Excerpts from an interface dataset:
==================================================

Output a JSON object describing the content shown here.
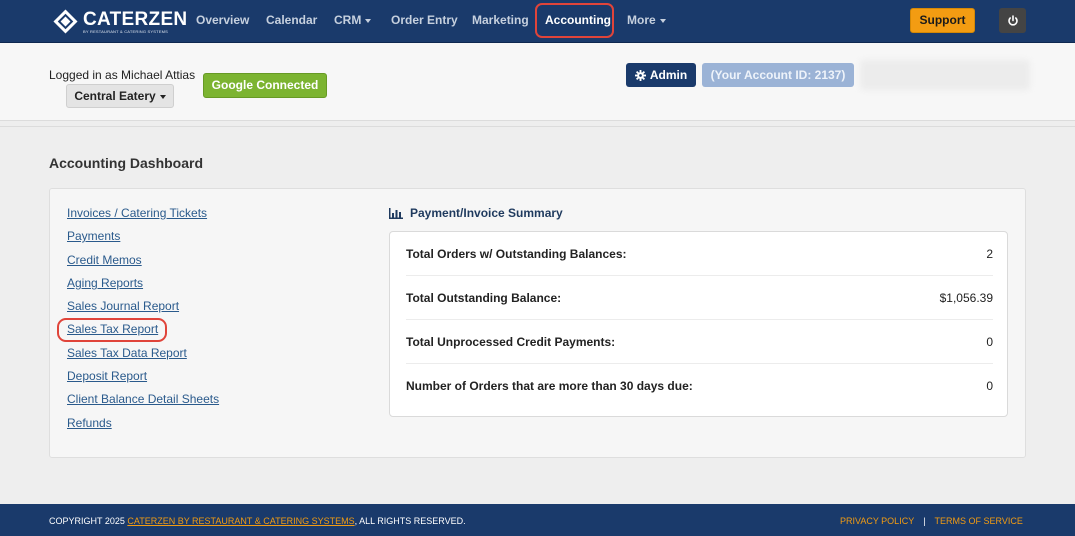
{
  "brand": {
    "name": "CATERZEN",
    "tagline": "BY RESTAURANT & CATERING SYSTEMS"
  },
  "nav": {
    "items": [
      {
        "label": "Overview"
      },
      {
        "label": "Calendar"
      },
      {
        "label": "CRM"
      },
      {
        "label": "Order Entry"
      },
      {
        "label": "Marketing"
      },
      {
        "label": "Accounting"
      },
      {
        "label": "More"
      }
    ],
    "support_label": "Support"
  },
  "header": {
    "logged_in": "Logged in as Michael Attias",
    "location": "Central Eatery",
    "google_label": "Google Connected",
    "admin_label": "Admin",
    "account_id": "(Your Account ID: 2137)"
  },
  "page": {
    "title": "Accounting Dashboard"
  },
  "links": [
    "Invoices / Catering Tickets",
    "Payments",
    "Credit Memos",
    "Aging Reports",
    "Sales Journal Report",
    "Sales Tax Report",
    "Sales Tax Data Report",
    "Deposit Report",
    "Client Balance Detail Sheets",
    "Refunds"
  ],
  "summary": {
    "title": "Payment/Invoice Summary",
    "rows": [
      {
        "label": "Total Orders w/ Outstanding Balances:",
        "value": "2"
      },
      {
        "label": "Total Outstanding Balance:",
        "value": "$1,056.39"
      },
      {
        "label": "Total Unprocessed Credit Payments:",
        "value": "0"
      },
      {
        "label": "Number of Orders that are more than 30 days due:",
        "value": "0"
      }
    ]
  },
  "footer": {
    "copyright_prefix": "COPYRIGHT 2025 ",
    "copyright_link": "CATERZEN BY RESTAURANT & CATERING SYSTEMS",
    "copyright_suffix": ", ALL RIGHTS RESERVED.",
    "privacy": "PRIVACY POLICY",
    "separator": "|",
    "terms": "TERMS OF SERVICE"
  },
  "colors": {
    "nav_bg": "#1a3a6b",
    "support": "#f39c12",
    "google": "#7cb431",
    "highlight": "#e0443a",
    "link": "#2a5a8c"
  }
}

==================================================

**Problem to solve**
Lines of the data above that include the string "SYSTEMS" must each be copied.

**Written solution**
    "tagline": "BY RESTAURANT & CATERING SYSTEMS"
    "copyright_link": "CATERZEN BY RESTAURANT & CATERING SYSTEMS",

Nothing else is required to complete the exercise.